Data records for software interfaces
>>>

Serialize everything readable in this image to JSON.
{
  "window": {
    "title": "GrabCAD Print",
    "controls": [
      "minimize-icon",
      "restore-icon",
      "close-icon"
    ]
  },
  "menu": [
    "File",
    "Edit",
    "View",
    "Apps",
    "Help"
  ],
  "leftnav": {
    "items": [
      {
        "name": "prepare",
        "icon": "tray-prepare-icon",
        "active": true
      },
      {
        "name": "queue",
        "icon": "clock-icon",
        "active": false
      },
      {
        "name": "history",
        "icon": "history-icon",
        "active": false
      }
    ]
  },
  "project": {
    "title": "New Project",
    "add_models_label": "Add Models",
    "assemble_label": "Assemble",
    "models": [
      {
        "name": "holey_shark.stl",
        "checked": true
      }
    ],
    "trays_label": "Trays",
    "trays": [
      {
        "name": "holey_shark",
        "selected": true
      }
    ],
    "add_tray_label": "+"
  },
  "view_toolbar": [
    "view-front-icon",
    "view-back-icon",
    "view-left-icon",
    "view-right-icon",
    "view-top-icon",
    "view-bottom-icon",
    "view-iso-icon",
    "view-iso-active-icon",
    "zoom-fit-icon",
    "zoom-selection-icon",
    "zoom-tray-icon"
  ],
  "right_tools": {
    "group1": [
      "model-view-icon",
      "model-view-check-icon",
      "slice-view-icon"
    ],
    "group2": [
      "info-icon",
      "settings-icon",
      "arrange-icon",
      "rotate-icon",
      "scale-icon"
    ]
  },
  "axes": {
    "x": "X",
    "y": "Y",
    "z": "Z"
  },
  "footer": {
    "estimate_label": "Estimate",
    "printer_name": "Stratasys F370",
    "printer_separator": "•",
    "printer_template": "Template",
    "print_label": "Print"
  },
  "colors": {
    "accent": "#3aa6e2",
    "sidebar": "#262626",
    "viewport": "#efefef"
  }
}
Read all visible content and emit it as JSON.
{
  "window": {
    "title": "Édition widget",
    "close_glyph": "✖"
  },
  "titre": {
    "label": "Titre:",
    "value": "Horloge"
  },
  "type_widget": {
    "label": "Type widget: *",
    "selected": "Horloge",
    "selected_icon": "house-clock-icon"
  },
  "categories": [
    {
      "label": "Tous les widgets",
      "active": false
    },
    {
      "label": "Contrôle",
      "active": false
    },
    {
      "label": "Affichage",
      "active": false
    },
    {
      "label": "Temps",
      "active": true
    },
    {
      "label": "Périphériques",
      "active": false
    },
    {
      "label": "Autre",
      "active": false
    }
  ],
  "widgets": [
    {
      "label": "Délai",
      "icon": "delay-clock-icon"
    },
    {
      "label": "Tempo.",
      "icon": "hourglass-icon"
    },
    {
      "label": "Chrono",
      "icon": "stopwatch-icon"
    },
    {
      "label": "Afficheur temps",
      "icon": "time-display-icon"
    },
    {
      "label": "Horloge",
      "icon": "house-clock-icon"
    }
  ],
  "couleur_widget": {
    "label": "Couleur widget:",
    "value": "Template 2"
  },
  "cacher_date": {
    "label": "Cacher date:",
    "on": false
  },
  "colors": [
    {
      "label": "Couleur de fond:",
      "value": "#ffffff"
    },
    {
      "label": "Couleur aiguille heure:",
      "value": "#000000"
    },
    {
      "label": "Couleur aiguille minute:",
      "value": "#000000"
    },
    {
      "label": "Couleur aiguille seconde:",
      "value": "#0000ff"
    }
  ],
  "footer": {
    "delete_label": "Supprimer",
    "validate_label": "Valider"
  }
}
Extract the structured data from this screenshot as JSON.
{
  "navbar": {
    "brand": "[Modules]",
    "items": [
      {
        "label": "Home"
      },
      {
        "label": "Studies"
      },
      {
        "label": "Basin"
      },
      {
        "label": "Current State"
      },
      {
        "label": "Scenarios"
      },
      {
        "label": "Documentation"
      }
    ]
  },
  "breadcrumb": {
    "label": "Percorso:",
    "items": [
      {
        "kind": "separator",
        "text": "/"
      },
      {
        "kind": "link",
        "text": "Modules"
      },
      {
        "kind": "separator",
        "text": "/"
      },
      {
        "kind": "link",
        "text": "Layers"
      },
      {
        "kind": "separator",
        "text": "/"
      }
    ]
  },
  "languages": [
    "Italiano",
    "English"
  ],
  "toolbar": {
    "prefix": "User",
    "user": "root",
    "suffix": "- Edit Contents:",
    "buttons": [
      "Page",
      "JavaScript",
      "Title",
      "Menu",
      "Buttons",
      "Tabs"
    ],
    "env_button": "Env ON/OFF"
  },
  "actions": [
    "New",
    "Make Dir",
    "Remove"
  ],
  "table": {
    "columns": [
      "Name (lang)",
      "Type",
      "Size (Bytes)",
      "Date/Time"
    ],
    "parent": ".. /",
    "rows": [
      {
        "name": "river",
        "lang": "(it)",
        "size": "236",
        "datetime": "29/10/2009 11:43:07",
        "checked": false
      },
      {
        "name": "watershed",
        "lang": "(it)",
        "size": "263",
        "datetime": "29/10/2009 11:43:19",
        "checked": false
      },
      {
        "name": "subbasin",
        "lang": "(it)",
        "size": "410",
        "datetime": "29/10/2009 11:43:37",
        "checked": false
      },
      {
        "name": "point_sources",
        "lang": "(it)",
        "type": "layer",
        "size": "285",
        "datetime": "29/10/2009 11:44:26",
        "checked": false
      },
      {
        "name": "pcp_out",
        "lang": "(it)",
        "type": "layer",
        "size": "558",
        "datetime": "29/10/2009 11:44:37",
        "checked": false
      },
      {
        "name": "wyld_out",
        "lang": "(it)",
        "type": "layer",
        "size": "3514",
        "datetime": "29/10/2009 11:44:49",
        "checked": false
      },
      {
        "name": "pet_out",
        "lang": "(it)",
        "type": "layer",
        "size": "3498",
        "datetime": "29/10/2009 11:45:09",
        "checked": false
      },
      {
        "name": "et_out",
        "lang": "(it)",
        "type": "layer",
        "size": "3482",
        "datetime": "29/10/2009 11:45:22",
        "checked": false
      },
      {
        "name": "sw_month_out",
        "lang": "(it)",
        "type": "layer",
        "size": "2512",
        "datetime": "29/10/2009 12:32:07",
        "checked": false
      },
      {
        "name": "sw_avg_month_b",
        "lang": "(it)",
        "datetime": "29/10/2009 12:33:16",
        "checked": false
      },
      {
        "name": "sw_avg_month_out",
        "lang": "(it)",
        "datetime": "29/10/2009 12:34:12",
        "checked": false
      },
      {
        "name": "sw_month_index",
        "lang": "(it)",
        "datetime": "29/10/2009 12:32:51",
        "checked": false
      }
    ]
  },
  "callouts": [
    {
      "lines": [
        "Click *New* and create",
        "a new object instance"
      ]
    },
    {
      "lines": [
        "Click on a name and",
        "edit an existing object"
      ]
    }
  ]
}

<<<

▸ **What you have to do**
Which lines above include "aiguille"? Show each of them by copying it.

▸ **Solution to this exercise**
      "label": "Couleur aiguille heure:",
      "label": "Couleur aiguille minute:",
      "label": "Couleur aiguille seconde:",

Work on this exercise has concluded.